(Stored items from a collection)
/---

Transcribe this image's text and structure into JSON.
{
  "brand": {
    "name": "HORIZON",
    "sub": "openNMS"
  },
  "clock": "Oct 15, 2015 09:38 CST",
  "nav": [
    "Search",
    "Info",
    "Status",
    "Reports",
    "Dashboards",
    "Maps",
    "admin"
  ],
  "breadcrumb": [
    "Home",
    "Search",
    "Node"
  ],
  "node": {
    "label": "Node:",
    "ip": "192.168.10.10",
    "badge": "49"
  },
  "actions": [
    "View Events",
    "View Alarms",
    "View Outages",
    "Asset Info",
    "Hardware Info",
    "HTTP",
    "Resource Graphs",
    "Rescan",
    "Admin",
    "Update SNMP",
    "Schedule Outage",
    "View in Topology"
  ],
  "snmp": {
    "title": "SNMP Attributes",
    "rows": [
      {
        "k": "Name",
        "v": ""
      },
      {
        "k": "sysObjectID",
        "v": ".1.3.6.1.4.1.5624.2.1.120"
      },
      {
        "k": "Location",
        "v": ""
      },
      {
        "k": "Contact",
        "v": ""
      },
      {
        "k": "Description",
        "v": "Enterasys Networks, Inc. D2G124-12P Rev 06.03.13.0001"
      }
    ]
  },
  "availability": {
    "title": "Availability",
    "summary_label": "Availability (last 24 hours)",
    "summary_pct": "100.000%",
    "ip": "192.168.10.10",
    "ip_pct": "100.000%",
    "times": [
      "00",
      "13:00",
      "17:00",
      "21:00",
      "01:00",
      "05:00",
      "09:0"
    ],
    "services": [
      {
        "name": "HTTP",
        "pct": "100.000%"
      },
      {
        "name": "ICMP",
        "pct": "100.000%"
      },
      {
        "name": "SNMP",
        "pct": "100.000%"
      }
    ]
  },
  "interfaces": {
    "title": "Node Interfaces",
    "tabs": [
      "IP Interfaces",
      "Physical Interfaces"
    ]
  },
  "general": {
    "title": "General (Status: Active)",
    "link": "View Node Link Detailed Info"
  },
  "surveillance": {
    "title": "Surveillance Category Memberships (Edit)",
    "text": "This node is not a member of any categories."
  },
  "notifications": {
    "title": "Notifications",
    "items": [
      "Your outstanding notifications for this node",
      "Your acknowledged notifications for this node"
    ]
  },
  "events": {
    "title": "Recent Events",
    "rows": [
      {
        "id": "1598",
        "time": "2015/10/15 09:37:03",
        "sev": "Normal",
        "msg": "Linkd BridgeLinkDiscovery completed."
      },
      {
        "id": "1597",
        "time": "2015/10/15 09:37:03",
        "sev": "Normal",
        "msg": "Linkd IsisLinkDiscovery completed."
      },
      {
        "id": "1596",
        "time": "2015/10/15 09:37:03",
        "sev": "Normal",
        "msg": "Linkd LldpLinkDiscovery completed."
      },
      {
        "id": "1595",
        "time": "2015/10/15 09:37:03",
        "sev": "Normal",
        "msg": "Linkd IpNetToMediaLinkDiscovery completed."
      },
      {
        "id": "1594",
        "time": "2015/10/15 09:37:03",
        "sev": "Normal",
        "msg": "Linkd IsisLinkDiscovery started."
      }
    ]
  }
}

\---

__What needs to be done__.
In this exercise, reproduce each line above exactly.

__Response box__.
Transcribe this image's text and structure into JSON.
{
  "brand": {
    "name": "HORIZON",
    "sub": "openNMS"
  },
  "clock": "Oct 15, 2015 09:38 CST",
  "nav": [
    "Search",
    "Info",
    "Status",
    "Reports",
    "Dashboards",
    "Maps",
    "admin"
  ],
  "breadcrumb": [
    "Home",
    "Search",
    "Node"
  ],
  "node": {
    "label": "Node:",
    "ip": "192.168.10.10",
    "badge": "49"
  },
  "actions": [
    "View Events",
    "View Alarms",
    "View Outages",
    "Asset Info",
    "Hardware Info",
    "HTTP",
    "Resource Graphs",
    "Rescan",
    "Admin",
    "Update SNMP",
    "Schedule Outage",
    "View in Topology"
  ],
  "snmp": {
    "title": "SNMP Attributes",
    "rows": [
      {
        "k": "Name",
        "v": ""
      },
      {
        "k": "sysObjectID",
        "v": ".1.3.6.1.4.1.5624.2.1.120"
      },
      {
        "k": "Location",
        "v": ""
      },
      {
        "k": "Contact",
        "v": ""
      },
      {
        "k": "Description",
        "v": "Enterasys Networks, Inc. D2G124-12P Rev 06.03.13.0001"
      }
    ]
  },
  "availability": {
    "title": "Availability",
    "summary_label": "Availability (last 24 hours)",
    "summary_pct": "100.000%",
    "ip": "192.168.10.10",
    "ip_pct": "100.000%",
    "times": [
      "00",
      "13:00",
      "17:00",
      "21:00",
      "01:00",
      "05:00",
      "09:0"
    ],
    "services": [
      {
        "name": "HTTP",
        "pct": "100.000%"
      },
      {
        "name": "ICMP",
        "pct": "100.000%"
      },
      {
        "name": "SNMP",
        "pct": "100.000%"
      }
    ]
  },
  "interfaces": {
    "title": "Node Interfaces",
    "tabs": [
      "IP Interfaces",
      "Physical Interfaces"
    ]
  },
  "general": {
    "title": "General (Status: Active)",
    "link": "View Node Link Detailed Info"
  },
  "surveillance": {
    "title": "Surveillance Category Memberships (Edit)",
    "text": "This node is not a member of any categories."
  },
  "notifications": {
    "title": "Notifications",
    "items": [
      "Your outstanding notifications for this node",
      "Your acknowledged notifications for this node"
    ]
  },
  "events": {
    "title": "Recent Events",
    "rows": [
      {
        "id": "1598",
        "time": "2015/10/15 09:37:03",
        "sev": "Normal",
        "msg": "Linkd BridgeLinkDiscovery completed."
      },
      {
        "id": "1597",
        "time": "2015/10/15 09:37:03",
        "sev": "Normal",
        "msg": "Linkd IsisLinkDiscovery completed."
      },
      {
        "id": "1596",
        "time": "2015/10/15 09:37:03",
        "sev": "Normal",
        "msg": "Linkd LldpLinkDiscovery completed."
      },
      {
        "id": "1595",
        "time": "2015/10/15 09:37:03",
        "sev": "Normal",
        "msg": "Linkd IpNetToMediaLinkDiscovery completed."
      },
      {
        "id": "1594",
        "time": "2015/10/15 09:37:03",
        "sev": "Normal",
        "msg": "Linkd IsisLinkDiscovery started."
      }
    ]
  }
}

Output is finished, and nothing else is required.